**Exercise objective:** When a line below holds the string "text", show that line.

**Given entries:**

━━━━━━━━━━━━━━━━━━━━

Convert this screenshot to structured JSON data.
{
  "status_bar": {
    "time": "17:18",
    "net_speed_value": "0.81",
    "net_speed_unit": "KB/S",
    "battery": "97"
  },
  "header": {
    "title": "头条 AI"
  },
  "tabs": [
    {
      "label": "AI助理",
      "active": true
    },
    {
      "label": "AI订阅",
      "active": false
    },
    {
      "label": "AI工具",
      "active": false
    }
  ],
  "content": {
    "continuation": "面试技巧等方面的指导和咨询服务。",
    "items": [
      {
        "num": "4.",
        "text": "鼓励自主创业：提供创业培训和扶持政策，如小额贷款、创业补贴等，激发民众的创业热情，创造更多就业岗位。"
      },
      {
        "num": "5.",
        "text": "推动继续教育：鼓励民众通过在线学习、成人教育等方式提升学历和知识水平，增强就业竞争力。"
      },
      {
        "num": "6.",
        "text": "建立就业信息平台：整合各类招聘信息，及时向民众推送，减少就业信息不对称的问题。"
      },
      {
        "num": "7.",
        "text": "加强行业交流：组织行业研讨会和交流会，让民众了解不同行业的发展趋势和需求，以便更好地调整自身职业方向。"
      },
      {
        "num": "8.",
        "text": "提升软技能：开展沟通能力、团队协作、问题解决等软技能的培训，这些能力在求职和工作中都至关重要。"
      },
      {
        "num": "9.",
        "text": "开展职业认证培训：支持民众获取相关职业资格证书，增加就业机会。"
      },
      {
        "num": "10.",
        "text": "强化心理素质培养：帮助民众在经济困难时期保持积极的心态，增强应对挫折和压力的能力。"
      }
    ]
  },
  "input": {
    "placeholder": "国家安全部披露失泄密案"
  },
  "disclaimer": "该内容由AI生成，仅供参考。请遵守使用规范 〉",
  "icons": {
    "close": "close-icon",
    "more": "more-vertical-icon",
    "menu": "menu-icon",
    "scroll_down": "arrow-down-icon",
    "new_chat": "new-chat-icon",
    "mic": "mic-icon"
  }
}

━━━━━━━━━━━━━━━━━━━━

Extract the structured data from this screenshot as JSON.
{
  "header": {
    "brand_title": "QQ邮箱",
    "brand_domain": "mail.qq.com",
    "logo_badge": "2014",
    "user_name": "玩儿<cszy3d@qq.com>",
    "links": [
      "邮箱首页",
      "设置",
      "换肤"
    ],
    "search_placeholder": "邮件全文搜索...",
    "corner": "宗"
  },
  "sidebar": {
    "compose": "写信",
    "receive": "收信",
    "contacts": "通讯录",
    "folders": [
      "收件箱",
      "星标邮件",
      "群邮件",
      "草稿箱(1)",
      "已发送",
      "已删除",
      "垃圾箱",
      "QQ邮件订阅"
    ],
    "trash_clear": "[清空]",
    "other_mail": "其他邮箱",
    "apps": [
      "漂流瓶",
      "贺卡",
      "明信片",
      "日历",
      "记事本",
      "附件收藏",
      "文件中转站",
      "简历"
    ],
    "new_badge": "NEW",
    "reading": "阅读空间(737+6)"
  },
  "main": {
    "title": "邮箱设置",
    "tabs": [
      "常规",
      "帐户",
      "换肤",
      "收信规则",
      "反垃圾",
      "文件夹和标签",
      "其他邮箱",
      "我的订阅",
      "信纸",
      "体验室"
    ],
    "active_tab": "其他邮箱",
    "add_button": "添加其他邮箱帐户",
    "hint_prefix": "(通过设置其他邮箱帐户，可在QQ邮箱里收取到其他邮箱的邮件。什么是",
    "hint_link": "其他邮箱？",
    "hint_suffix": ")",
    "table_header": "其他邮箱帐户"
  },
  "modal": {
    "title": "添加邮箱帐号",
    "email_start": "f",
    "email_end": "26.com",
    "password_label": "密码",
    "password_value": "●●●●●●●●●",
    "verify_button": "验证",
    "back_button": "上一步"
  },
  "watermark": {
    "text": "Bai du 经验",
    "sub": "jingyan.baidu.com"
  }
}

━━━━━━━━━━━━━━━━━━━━

**Task result:**
        "text": "鼓励自主创业：提供创业培训和扶持政策，如小额贷款、创业补贴等，激发民众的创业热情，创造更多就业岗位。"
        "text": "推动继续教育：鼓励民众通过在线学习、成人教育等方式提升学历和知识水平，增强就业竞争力。"
        "text": "建立就业信息平台：整合各类招聘信息，及时向民众推送，减少就业信息不对称的问题。"
        "text": "加强行业交流：组织行业研讨会和交流会，让民众了解不同行业的发展趋势和需求，以便更好地调整自身职业方向。"
        "text": "提升软技能：开展沟通能力、团队协作、问题解决等软技能的培训，这些能力在求职和工作中都至关重要。"
        "text": "开展职业认证培训：支持民众获取相关职业资格证书，增加就业机会。"
        "text": "强化心理素质培养：帮助民众在经济困难时期保持积极的心态，增强应对挫折和压力的能力。"
    "text": "Bai du 经验",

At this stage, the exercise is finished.